Search For:

Share This

Deer tracking dog is bowhunter’s best friend

IF YOU HAVE HUNTED DEER for very long, then you know that a miss, or a not-so-perfect shot, is bound to happen, especially with a bow. It takes a whole different skill set to successfully recover a deer that may travel hundreds of yards after the shot. Many hunters get excited and want to pursue the trail shortly after the shot, not knowing it may have been poorly placed. This will push the deer farther away, often at a sprint, leaving even less of a blood trail. These deer also can cross property lines, making tracking even more difficult as the hunter tries to get permission to track the deer on a neighbor’s property. 

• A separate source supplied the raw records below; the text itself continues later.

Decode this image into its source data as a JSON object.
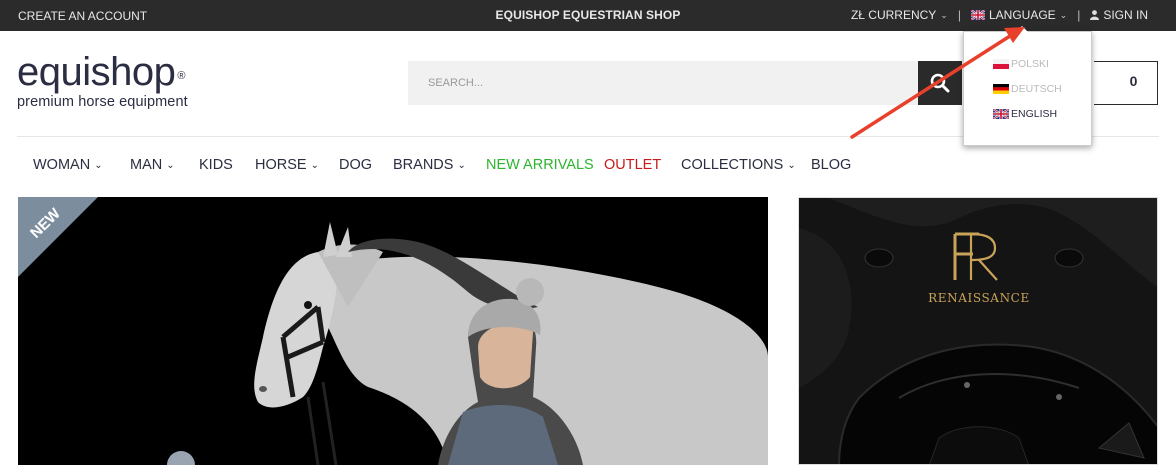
{
  "topbar": {
    "create_account": "CREATE AN ACCOUNT",
    "shop_title": "EQUISHOP EQUESTRIAN SHOP",
    "currency": "ZŁ CURRENCY",
    "separator": "|",
    "language": "LANGUAGE",
    "sign_in": "SIGN IN"
  },
  "logo": {
    "equi": "equi",
    "shop": "shop",
    "reg": "®",
    "tagline": "premium horse equipment"
  },
  "search": {
    "placeholder": "SEARCH..."
  },
  "cart": {
    "count": "0"
  },
  "nav": [
    {
      "label": "WOMAN",
      "has_dropdown": true,
      "color": "#2b2d42"
    },
    {
      "label": "MAN",
      "has_dropdown": true,
      "color": "#2b2d42"
    },
    {
      "label": "KIDS",
      "has_dropdown": false,
      "color": "#2b2d42"
    },
    {
      "label": "HORSE",
      "has_dropdown": true,
      "color": "#2b2d42"
    },
    {
      "label": "DOG",
      "has_dropdown": false,
      "color": "#2b2d42"
    },
    {
      "label": "BRANDS",
      "has_dropdown": true,
      "color": "#2b2d42"
    },
    {
      "label": "NEW ARRIVALS",
      "has_dropdown": false,
      "color": "#2db52d"
    },
    {
      "label": "OUTLET",
      "has_dropdown": false,
      "color": "#c81a1a"
    },
    {
      "label": "COLLECTIONS",
      "has_dropdown": true,
      "color": "#2b2d42"
    },
    {
      "label": "BLOG",
      "has_dropdown": false,
      "color": "#2b2d42"
    }
  ],
  "language_menu": {
    "options": [
      {
        "label": "POLSKI",
        "flag": "pl-flag",
        "active": false
      },
      {
        "label": "DEUTSCH",
        "flag": "de-flag",
        "active": false
      },
      {
        "label": "ENGLISH",
        "flag": "gb-flag",
        "active": true
      }
    ]
  },
  "banners": {
    "hero_ribbon": "NEW",
    "side_logo": "R",
    "side_title": "RENAISSANCE"
  },
  "colors": {
    "topbar_bg": "#2b2b2b",
    "annotation_arrow": "#e8402a",
    "side_gold": "#c9a35a"
  }
}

Deer tracking dogs have gained popularity over the last several years, and they love the attention. I caught up with Natalie Spalding from Cox’s Creek in Nelson County to learn a little more about her deer tracking dog, Timber, a 5-year-old yellow Labrador retriever. Timber truly loves to track deer—but he got his start hunting for shed antlers. 

Natalie initially began training Timber to find sheds where she and her husband hunt deer. Hunting sheds is a great way to determine which bucks made it through the hunting season. Timber became a great tracker, has performed well in tracking contests and has earned United Blood Trackers Level 2 certification.

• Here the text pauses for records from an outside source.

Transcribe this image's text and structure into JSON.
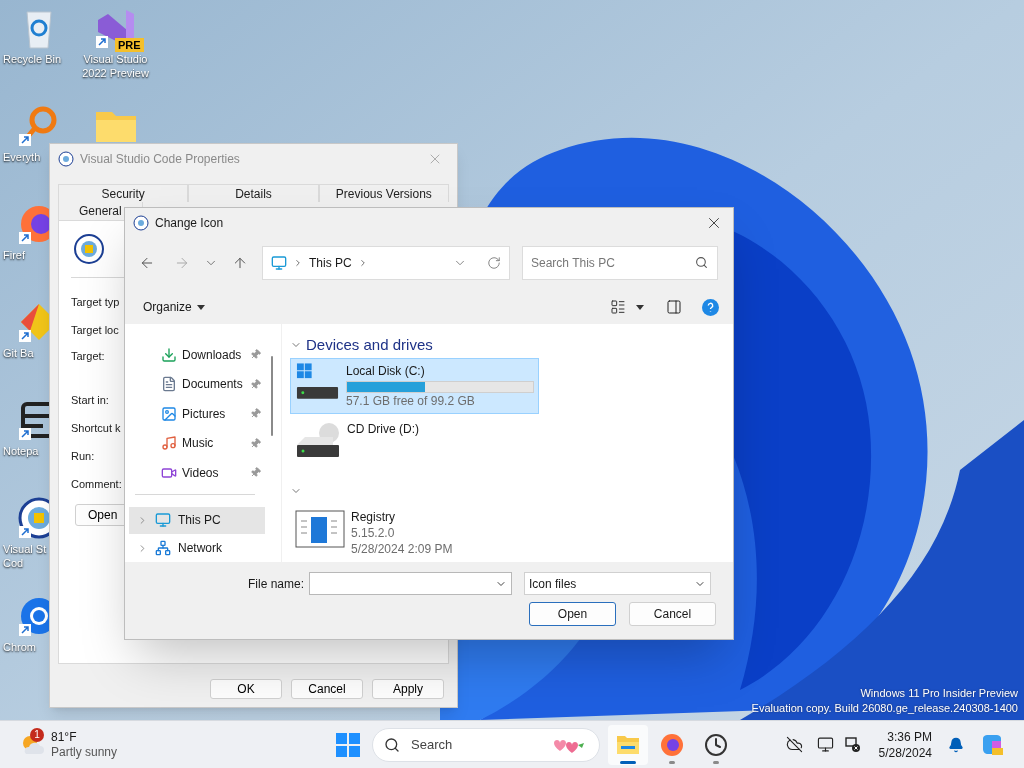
{
  "desktop": {
    "icons": [
      {
        "kind": "recycle",
        "label": [
          "Recycle Bin"
        ]
      },
      {
        "kind": "magnifier",
        "label": [
          "Everyth"
        ]
      },
      {
        "kind": "firefox",
        "label": [
          "Firef"
        ]
      },
      {
        "kind": "git",
        "label": [
          "Git Ba"
        ]
      },
      {
        "kind": "notepad",
        "label": [
          "Notepa"
        ]
      },
      {
        "kind": "crest",
        "label": [
          "Visual St",
          "Cod"
        ]
      },
      {
        "kind": "chrome",
        "label": [
          "Chrom"
        ]
      },
      {
        "kind": "vs",
        "label": [
          "Visual Studio",
          "2022 Preview"
        ],
        "badge": "PRE"
      },
      {
        "kind": "folder"
      }
    ],
    "os_notice": [
      "Windows 11 Pro Insider Preview",
      "Evaluation copy. Build 26080.ge_release.240308-1400"
    ]
  },
  "properties_window": {
    "title": "Visual Studio Code Properties",
    "tabs_back": [
      {
        "label": "Security",
        "selected": false
      },
      {
        "label": "Details",
        "selected": false
      },
      {
        "label": "Previous Versions",
        "selected": false
      }
    ],
    "tabs_front": [
      {
        "label": "General",
        "selected": false
      }
    ],
    "field_labels": [
      "Target typ",
      "Target loc",
      "Target:",
      "Start in:",
      "Shortcut k",
      "Run:",
      "Comment:"
    ],
    "open_button": "Open",
    "buttons": [
      "OK",
      "Cancel",
      "Apply"
    ]
  },
  "change_icon": {
    "title": "Change Icon",
    "address": [
      "This PC"
    ],
    "search": {
      "placeholder": "Search This PC"
    },
    "organize": "Organize",
    "quick_access": [
      {
        "kind": "downloads",
        "label": "Downloads",
        "pinned": true
      },
      {
        "kind": "documents",
        "label": "Documents",
        "pinned": true
      },
      {
        "kind": "pictures",
        "label": "Pictures",
        "pinned": true
      },
      {
        "kind": "music",
        "label": "Music",
        "pinned": true
      },
      {
        "kind": "videos",
        "label": "Videos",
        "pinned": true
      }
    ],
    "tree": [
      {
        "kind": "pc",
        "label": "This PC",
        "selected": true
      },
      {
        "kind": "network",
        "label": "Network",
        "selected": false
      }
    ],
    "groups": [
      {
        "title": "Devices and drives",
        "expanded": true,
        "items": [
          {
            "kind": "system_drive",
            "name": "Local Disk (C:)",
            "level": 0.42,
            "detail": "57.1 GB free of 99.2 GB",
            "selected": true
          },
          {
            "kind": "cd_drive",
            "name": "CD Drive (D:)",
            "selected": false
          }
        ]
      },
      {
        "expanded": true,
        "items": [
          {
            "kind": "file",
            "name": "Registry",
            "lines": [
              "5.15.2.0",
              "5/28/2024 2:09 PM"
            ],
            "selected": false
          }
        ]
      }
    ],
    "file_name": {
      "label": "File name:"
    },
    "file_type": {
      "value": "Icon files"
    },
    "buttons": [
      "Open",
      "Cancel"
    ]
  },
  "taskbar": {
    "weather": {
      "temp": "81°F",
      "condition": "Partly sunny",
      "badge": "1"
    },
    "search": {
      "placeholder": "Search"
    },
    "apps": [
      {
        "kind": "explorer",
        "active": true
      },
      {
        "kind": "firefox",
        "active": false
      },
      {
        "kind": "clock",
        "active": false
      }
    ],
    "time": "3:36 PM",
    "date": "5/28/2024"
  }
}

Having grown up as a bird hunter, I can attest to the love of watching a dog work. I hear that excitement in Natalie’s voice when she talks about Timber on the trail of a deer and tells how, as a pup, he jumped headlong into a bush where she had hidden a scent-covered rubber training antler. Natalie told me that as much as she loves bowhunting, she now prefers tracking deer for other hunters and watching Timber work. 

“Timber knows when we’re going to track a deer, just like a bird dog knows when they are going bird hunting,” Natalie says. “He will begin to howl, much like a hound dog, until we reach the scent. Then Timber goes into tracking mode and never makes a sound while we are on the trail.” 

She also says she needed the training more than Timber. “Labs are instinctive hunters, and I was not trusting Timber like I should have in the beginning,” she says. “I learned, after maybe 40 public tracks, to always trust Timber when he’s on the trail, and that I’m just along for the ride.” 

If you need a tracker to recover your deer in Kentucky, go to, then click on Find a Tracker, then choose Kentucky, where you’ll find a list of 21 trackers, including Natalie, and their contact information.

KEN MCBROOM, an outdoors writer/photographer, created McBroom grew up in Lynchburg, Tennessee, and now lives in western Kentucky.

Don't Leave! Sign up for Kentucky Living updates ...

  • This field is for validation purposes and should be left unchanged.